----- Records

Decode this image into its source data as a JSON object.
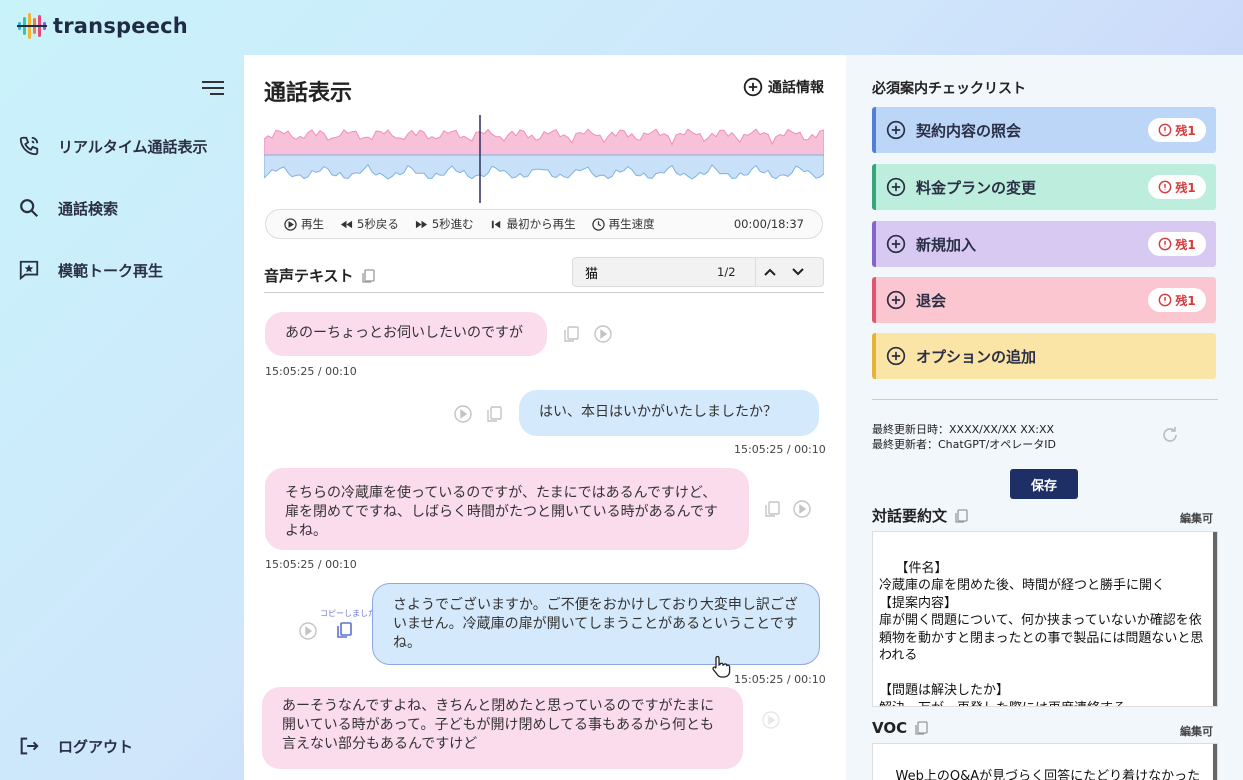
{
  "app": {
    "name": "transpeech"
  },
  "sidebar": {
    "items": [
      {
        "label": "リアルタイム通話表示",
        "icon": "phone-icon"
      },
      {
        "label": "通話検索",
        "icon": "search-icon"
      },
      {
        "label": "模範トーク再生",
        "icon": "star-icon"
      }
    ],
    "logout_label": "ログアウト"
  },
  "main": {
    "title": "通話表示",
    "call_info_label": "通話情報",
    "player": {
      "play": "再生",
      "back5": "5秒戻る",
      "forward5": "5秒進む",
      "from_start": "最初から再生",
      "speed": "再生速度",
      "time": "00:00/18:37",
      "playhead_fraction": 0
    },
    "speech_title": "音声テキスト",
    "search": {
      "value": "猫",
      "count": "1/2"
    },
    "messages": [
      {
        "speaker": "customer",
        "text": "あのーちょっとお伺いしたいのですが",
        "time": "15:05:25 / 00:10"
      },
      {
        "speaker": "operator",
        "text": "はい、本日はいかがいたしましたか？",
        "time": "15:05:25 / 00:10"
      },
      {
        "speaker": "customer",
        "text": "そちらの冷蔵庫を使っているのですが、たまにではあるんですけど、扉を閉めてですね、しばらく時間がたつと開いている時があるんですよね。",
        "time": "15:05:25 / 00:10"
      },
      {
        "speaker": "operator",
        "text": "さようでございますか。ご不便をおかけしており大変申し訳ございません。冷蔵庫の扉が開いてしまうことがあるということですね。",
        "time": "15:05:25 / 00:10",
        "copied_label": "コピーしました"
      },
      {
        "speaker": "customer",
        "text": "あーそうなんですよね、きちんと閉めたと思っているのですがたまに開いている時があって。子どもが開け閉めしてる事もあるから何とも言えない部分もあるんですけど",
        "time": ""
      }
    ]
  },
  "right": {
    "checklist_title": "必須案内チェックリスト",
    "checklist": [
      {
        "label": "契約内容の照会",
        "remain": "残1",
        "bg": "#bcd6f7",
        "bar": "#4f7fd8"
      },
      {
        "label": "料金プランの変更",
        "remain": "残1",
        "bg": "#bdeedd",
        "bar": "#32a878"
      },
      {
        "label": "新規加入",
        "remain": "残1",
        "bg": "#d7c9f2",
        "bar": "#8465cc"
      },
      {
        "label": "退会",
        "remain": "残1",
        "bg": "#fbc6cf",
        "bar": "#e0566f"
      },
      {
        "label": "オプションの追加",
        "remain": "",
        "bg": "#fbe5a6",
        "bar": "#e4b536"
      }
    ],
    "updated_at": "最終更新日時：XXXX/XX/XX XX:XX",
    "updated_by": "最終更新者：ChatGPT/オペレータID",
    "save_label": "保存",
    "summary_title": "対話要約文",
    "summary_editable": "編集可",
    "summary_text": "【件名】\n冷蔵庫の扉を閉めた後、時間が経つと勝手に開く\n【提案内容】\n扉が開く問題について、何か挟まっていないか確認を依頼物を動かすと閉まったとの事で製品には問題ないと思われる\n\n【問題は解決したか】\n解決。万が一再発した際には再度連絡する",
    "voc_title": "VOC",
    "voc_editable": "編集可",
    "voc_text": "Web上のQ&Aが見づらく回答にたどり着けなかった"
  }
}
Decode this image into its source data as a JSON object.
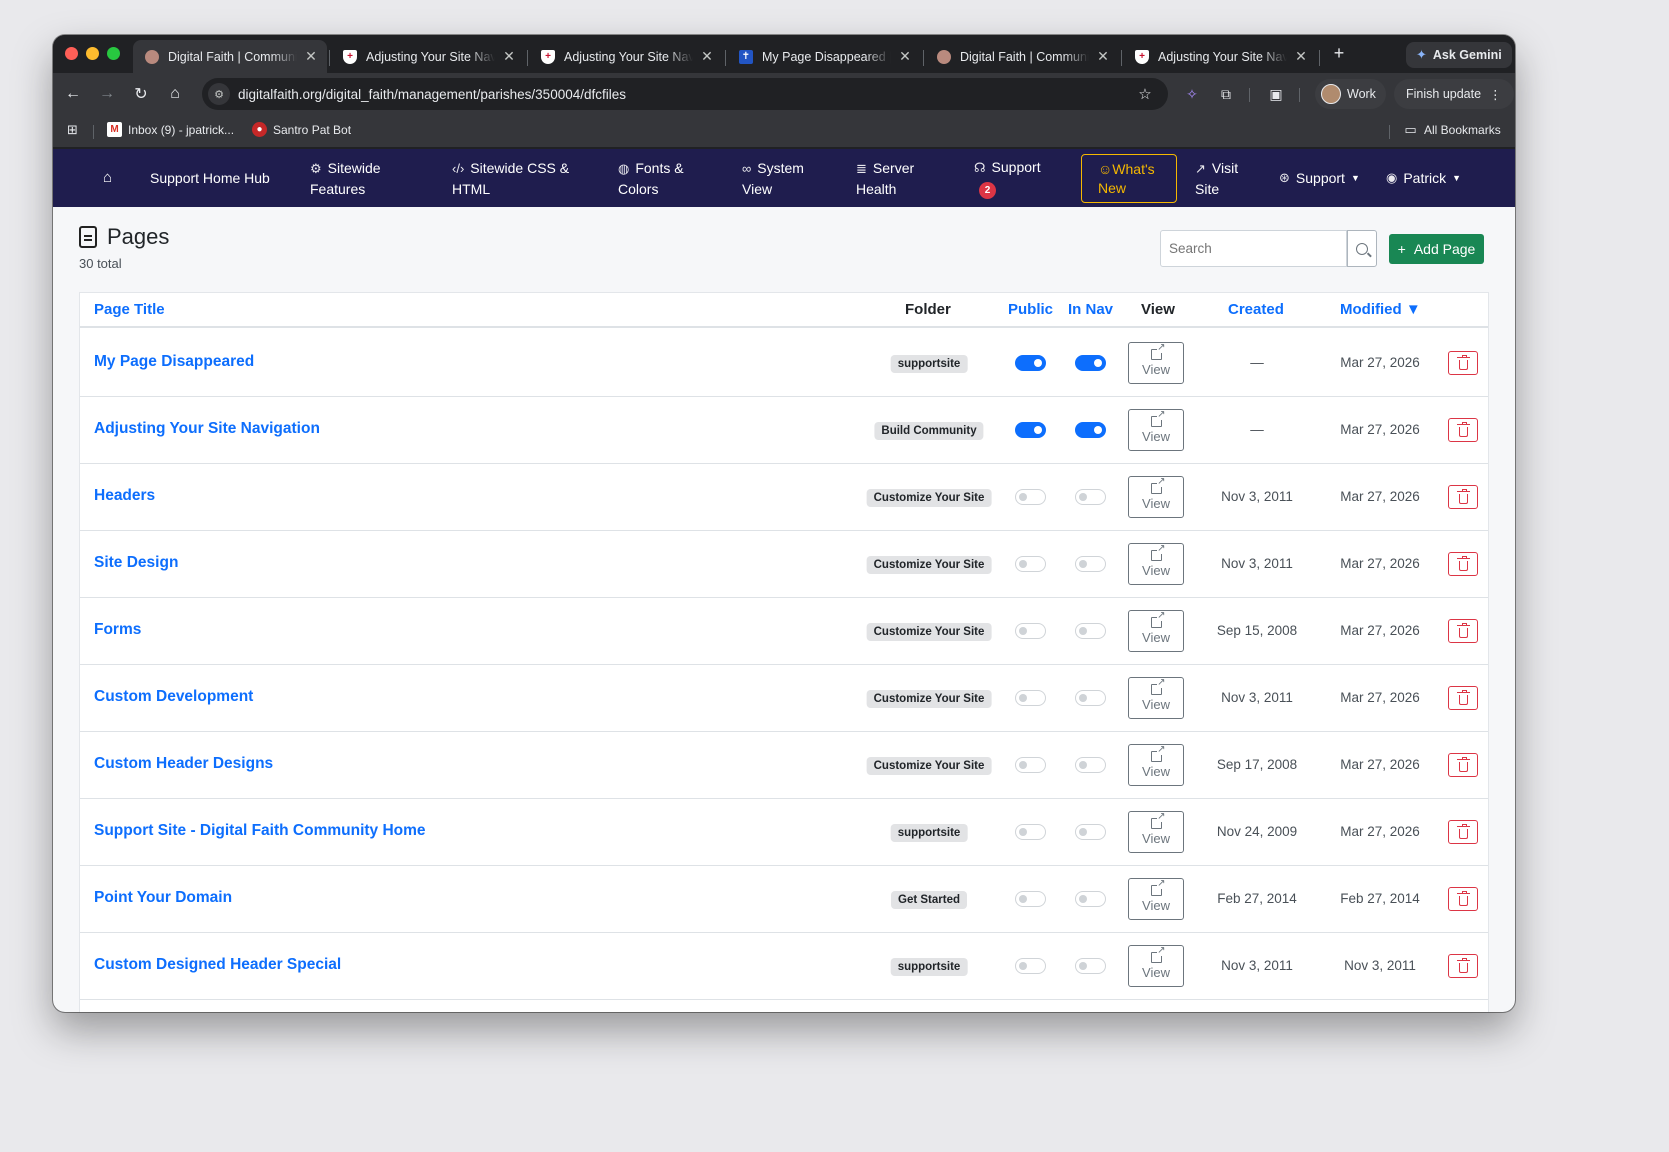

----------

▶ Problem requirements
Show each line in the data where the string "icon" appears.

▶ Task response
        "icon": "phone-icon"
        "icon": "search-icon"
        "icon": "star-icon"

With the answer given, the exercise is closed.